See more synonyms for stripper on
  1. a person who strips.
  2. a thing that strips, as an appliance or machine for stripping.
  3. Also called ecdysiast, exotic dancer, stripteaser. a person who performs a striptease.
  4. a harvesting machine for stripping the seed heads from the stalks of grain.
  5. a machine used in harvesting cotton to strip the bolls from the plants.
  6. a chemical solution that removes varnish, paint, wax, etc., from a surface, as of furniture or flooring.
  7. any of several rollers covered with card clothing that operate in combination with the worker rollers and the cylinder in the carding of fibers.
  8. Printing. a worker who assembles and strips photographic negatives or positives for platemaking.Compare strip2(def 10).

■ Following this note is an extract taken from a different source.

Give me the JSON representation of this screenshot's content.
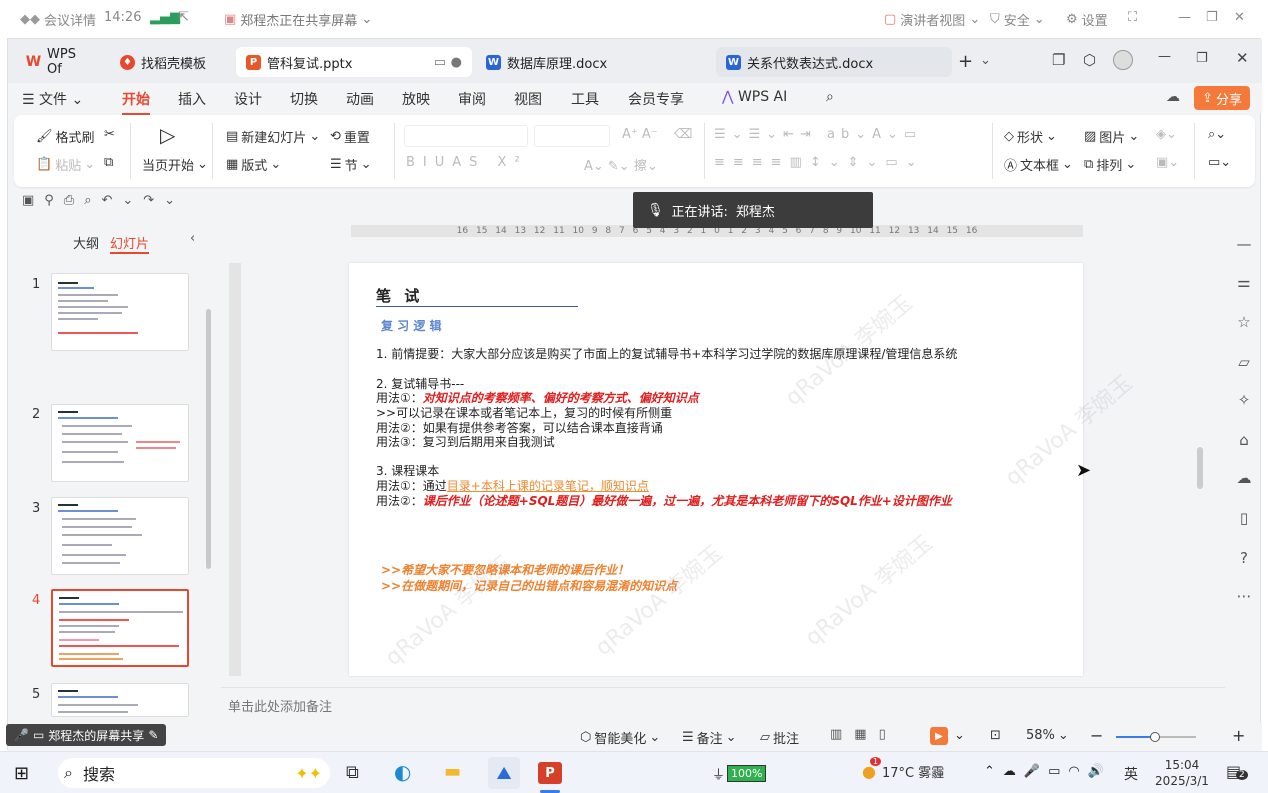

Origin of stripper

First recorded in 1575–85; strip1 + -er1
Related formsself-strip·per, noun Unabridged Based on the Random House Unabridged Dictionary, © Random House, Inc. 2018

Related Words for stripper

stripper, ecdysiast, peeler, stripteaser

Examples from the Web for stripper

Contemporary Examples of stripper

  • Later that year, Tequila put out her followup record "Stripper Friends" and though it failed to chart, she was not deterred.

    The Daily Beast logo
    15 Singing Reality Stars

    Jaimie Etkin

    December 23, 2010

  • The Stripper Stretch: in which I spread my legs and bent over repeatedly.

    The Daily Beast logo
    Does Sexercise Work?

    Meghan Pleticha

    May 26, 2010

British Dictionary definitions for stripper


  1. a striptease artist
  2. a person or thing that strips
  3. a device or substance for removing paint, varnish, etc
Collins English Dictionary - Complete & Unabridged 2012 Digital Edition © William Collins Sons & Co. Ltd. 1979, 1986 © HarperCollins Publishers 1998, 2000, 2003, 2005, 2006, 2007, 2009, 2012

Word Origin and History for stripper

"strip-tease dancer" is from 1930, from strip (v.). Strip-tease itself is first recorded 1936, though strip and tease were both used in this sense in late 1920s.

Online Etymology Dictionary, © 2010 Douglas Harper